Well, it should be an interesting three weeks.


PS And now, I want to try out the new polling feature!

The Democrats have a distinct advantage when an election is boiled down to which personality is more electable (especially on a national stage).  Not because Democrats are inherently more like able (not really knowing the candidates on a personal level, I don’t dare even speculate).  No, because for the Democrats its all about personality.  Without going into an in depth study (because postulating on politics is a hobby, not a profession for me), a case in point would be this year’s Democratic primary battle between Clinton and Obama.

Hillary Clinton was a personality darling because she was a trailblazer for women in politics and other high-profile careers.  It helped (mostly) that her husband was the President of the United States.  Enter Barack Obama.  Now, here is some one who is a minority race in America.  He is affable, articulate, and new to the national political stage (a change in politics-as-usual in Washington is something that Democrats often say they want without ever being able to deliver because in their version of politics necessarily involves seniority – eerily similar to teachers’ contracts in the country’s public schools).  This Obama guy could deliver us from our own malaise, not to mention he has many (if not all) of the characteristics of a victim that we fight so hard to elevate in our cause.  Sorry, Hillary, you’re just not what the cult of personality ordered for the Democratic Party.

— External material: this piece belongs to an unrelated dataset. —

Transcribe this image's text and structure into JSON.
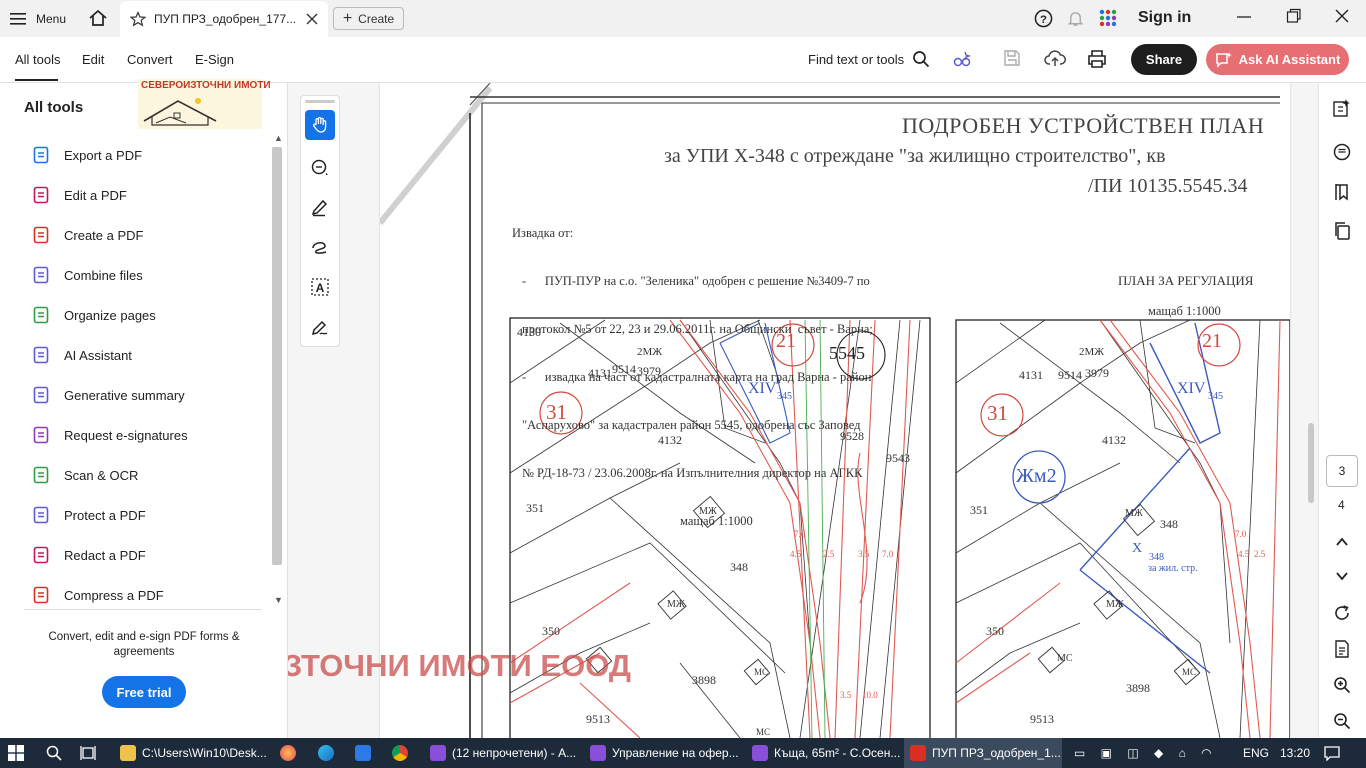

Fast forward to the last few weeks before the election.  Obama (with the aide of his many popular personality allies) continues to chip away at McCain’s personality as unsuitable for the presidency.  His tactic is not unsuccessful, but nor is it particularly honest.  By using the measure of personality as a qualification for being president, there are number of outstanding citizens that we know in our own neighborhoods that would beat both of the men running for president.  By focusing on Obama’s personality the Democrats have invited the current attacks on his associations with Bill Ayers, Jeremiah Wright, Tony Rezko, and others.  The good news for Obama is that the Democrats are very well-equipped to distract the public from those personality flaws. 

McCain, and any Republican, faces an uphill battle any time they enter into a contest for a national position.  A Republican candidate actually has to be perfect, while a Democratic candidate only has to be like able.


So, both campaigns are playing the ‘guilt-by-association’ card with their opponent.  McCain’s tack is a little more obvious: Obama hangs out with unrepentant terrorists and America haters.  Obama’s is a little more subtle: McCain hangs out with the well-to-do and those unsympathetic to the poor and downtrodden.  Thanks to the campaigns of both candidates we find ourselves, once again, considering who do I like rather than whose candidacy has the best ideas for governance.

Now, that being said, it isn’t unimportant who the candidates ally themesleves with.  Depending on the depth of that relationship an association can play an important role in shaping the candidate’s thinking on many issues that would play out in the White House if elected.  It makes sense for McCain to tie Obama to Ayers and others because it may give voters some insight into how Obama thinks.  How a candidate thinks should be important to consider when voting for the President of the United States.  For Obama, his attack on McCain may not be quite as effective.  It makes sense for Obama to alienate voters from some one who can’t identify with their station in life, but it doesn’t necessarily give the voter any insight into how the candidate thinks.

Either way, personality politics is relatively useless in determining what kind of governing a candidate will execute once in office.  I am not the most informed voter out there, but neither am I ignorant of the race for president and some of the various subtexts accompanying the major stories.  I don’t pretend to know the details of how each candidate would govern, but here is my (simplified) summary:

Obama: centralized planning by the government

McCain: free-market approach by the government

It would be refreshing if we could discuss the differences between those two approaches to governance rather than who is cooler or braver.